[TASK PROMPT] Every line below must be copied as written, except for pictures.

(Source data)
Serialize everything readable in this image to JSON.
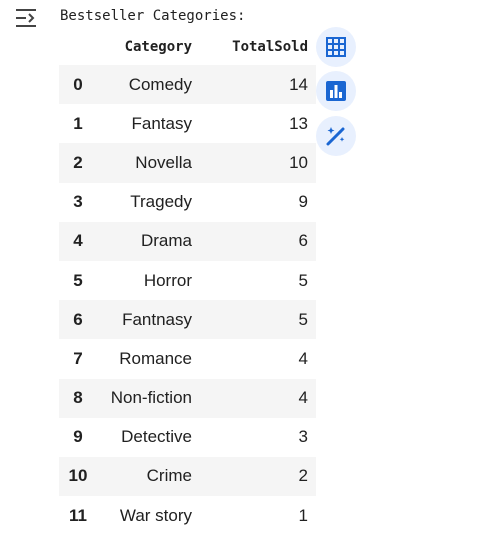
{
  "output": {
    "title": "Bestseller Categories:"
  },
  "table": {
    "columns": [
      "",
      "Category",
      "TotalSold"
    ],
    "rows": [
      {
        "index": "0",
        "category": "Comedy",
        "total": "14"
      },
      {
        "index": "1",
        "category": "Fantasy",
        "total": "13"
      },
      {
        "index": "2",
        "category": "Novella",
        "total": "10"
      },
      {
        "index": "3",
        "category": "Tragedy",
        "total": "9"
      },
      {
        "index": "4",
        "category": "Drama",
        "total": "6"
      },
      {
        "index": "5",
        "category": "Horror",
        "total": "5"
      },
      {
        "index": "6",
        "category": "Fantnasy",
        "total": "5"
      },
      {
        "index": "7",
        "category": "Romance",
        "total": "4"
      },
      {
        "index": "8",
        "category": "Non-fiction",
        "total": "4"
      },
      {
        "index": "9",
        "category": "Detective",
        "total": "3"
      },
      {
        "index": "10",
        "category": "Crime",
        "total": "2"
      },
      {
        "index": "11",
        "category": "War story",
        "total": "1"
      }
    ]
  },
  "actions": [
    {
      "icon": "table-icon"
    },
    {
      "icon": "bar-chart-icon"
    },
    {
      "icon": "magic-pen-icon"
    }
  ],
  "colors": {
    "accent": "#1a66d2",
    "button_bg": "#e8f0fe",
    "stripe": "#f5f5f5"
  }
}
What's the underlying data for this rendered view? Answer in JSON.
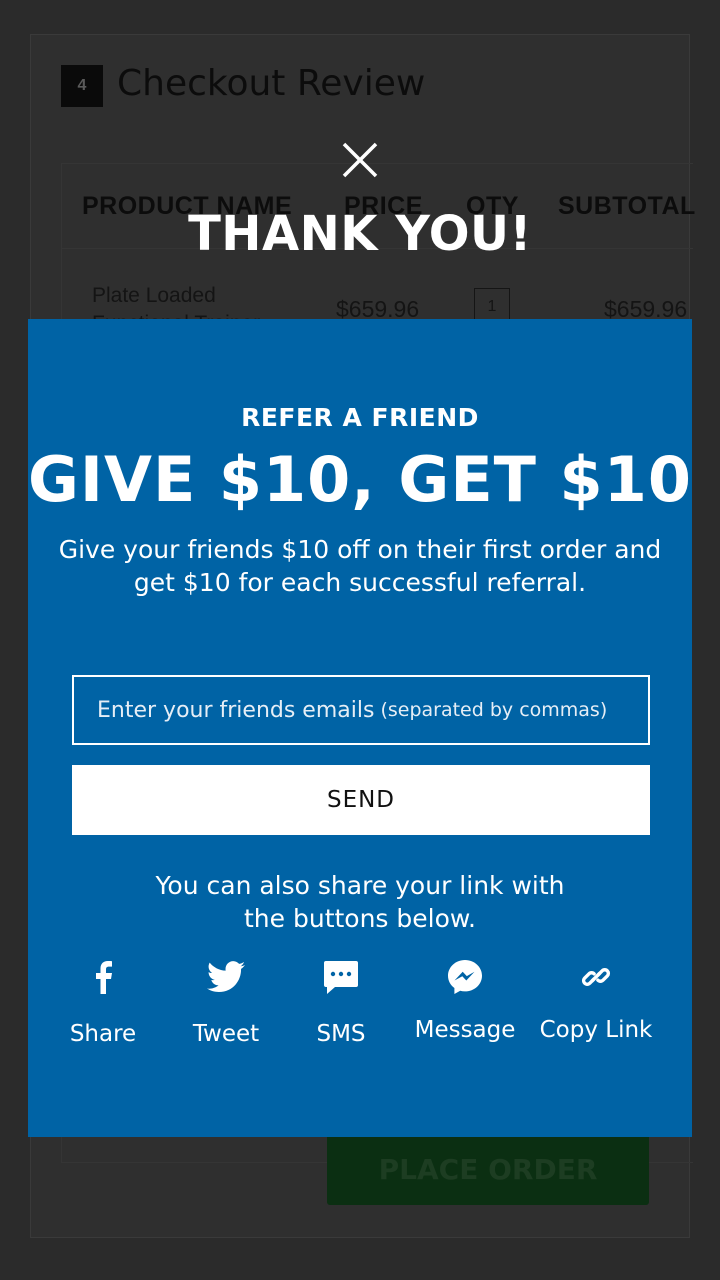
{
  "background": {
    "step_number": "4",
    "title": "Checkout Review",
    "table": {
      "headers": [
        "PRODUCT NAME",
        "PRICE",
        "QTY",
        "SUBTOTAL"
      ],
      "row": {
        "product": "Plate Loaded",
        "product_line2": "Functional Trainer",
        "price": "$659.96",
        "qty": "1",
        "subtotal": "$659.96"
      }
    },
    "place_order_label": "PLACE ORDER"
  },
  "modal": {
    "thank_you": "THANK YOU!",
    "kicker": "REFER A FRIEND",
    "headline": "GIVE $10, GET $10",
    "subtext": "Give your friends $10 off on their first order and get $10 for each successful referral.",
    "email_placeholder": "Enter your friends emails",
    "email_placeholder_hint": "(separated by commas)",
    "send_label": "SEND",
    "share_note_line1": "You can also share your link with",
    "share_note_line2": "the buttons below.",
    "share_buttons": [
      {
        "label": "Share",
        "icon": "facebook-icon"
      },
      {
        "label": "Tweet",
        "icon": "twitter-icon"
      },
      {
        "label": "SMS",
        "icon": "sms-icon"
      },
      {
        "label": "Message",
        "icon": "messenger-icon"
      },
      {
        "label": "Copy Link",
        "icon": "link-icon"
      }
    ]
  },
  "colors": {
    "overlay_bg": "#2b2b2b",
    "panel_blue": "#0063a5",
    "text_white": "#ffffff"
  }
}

[SOLUTION TO THE PROBLEM]
Serialize everything readable in this image to JSON.
{
  "output": {
    "title": "Bestseller Categories:"
  },
  "table": {
    "columns": [
      "",
      "Category",
      "TotalSold"
    ],
    "rows": [
      {
        "index": "0",
        "category": "Comedy",
        "total": "14"
      },
      {
        "index": "1",
        "category": "Fantasy",
        "total": "13"
      },
      {
        "index": "2",
        "category": "Novella",
        "total": "10"
      },
      {
        "index": "3",
        "category": "Tragedy",
        "total": "9"
      },
      {
        "index": "4",
        "category": "Drama",
        "total": "6"
      },
      {
        "index": "5",
        "category": "Horror",
        "total": "5"
      },
      {
        "index": "6",
        "category": "Fantnasy",
        "total": "5"
      },
      {
        "index": "7",
        "category": "Romance",
        "total": "4"
      },
      {
        "index": "8",
        "category": "Non-fiction",
        "total": "4"
      },
      {
        "index": "9",
        "category": "Detective",
        "total": "3"
      },
      {
        "index": "10",
        "category": "Crime",
        "total": "2"
      },
      {
        "index": "11",
        "category": "War story",
        "total": "1"
      }
    ]
  },
  "actions": [
    {
      "icon": "table-icon"
    },
    {
      "icon": "bar-chart-icon"
    },
    {
      "icon": "magic-pen-icon"
    }
  ],
  "colors": {
    "accent": "#1a66d2",
    "button_bg": "#e8f0fe",
    "stripe": "#f5f5f5"
  }
}
What's the underlying data for this rendered view? Answer in JSON.
{
  "background": {
    "step_number": "4",
    "title": "Checkout Review",
    "table": {
      "headers": [
        "PRODUCT NAME",
        "PRICE",
        "QTY",
        "SUBTOTAL"
      ],
      "row": {
        "product": "Plate Loaded",
        "product_line2": "Functional Trainer",
        "price": "$659.96",
        "qty": "1",
        "subtotal": "$659.96"
      }
    },
    "place_order_label": "PLACE ORDER"
  },
  "modal": {
    "thank_you": "THANK YOU!",
    "kicker": "REFER A FRIEND",
    "headline": "GIVE $10, GET $10",
    "subtext": "Give your friends $10 off on their first order and get $10 for each successful referral.",
    "email_placeholder": "Enter your friends emails",
    "email_placeholder_hint": "(separated by commas)",
    "send_label": "SEND",
    "share_note_line1": "You can also share your link with",
    "share_note_line2": "the buttons below.",
    "share_buttons": [
      {
        "label": "Share",
        "icon": "facebook-icon"
      },
      {
        "label": "Tweet",
        "icon": "twitter-icon"
      },
      {
        "label": "SMS",
        "icon": "sms-icon"
      },
      {
        "label": "Message",
        "icon": "messenger-icon"
      },
      {
        "label": "Copy Link",
        "icon": "link-icon"
      }
    ]
  },
  "colors": {
    "overlay_bg": "#2b2b2b",
    "panel_blue": "#0063a5",
    "text_white": "#ffffff"
  }
}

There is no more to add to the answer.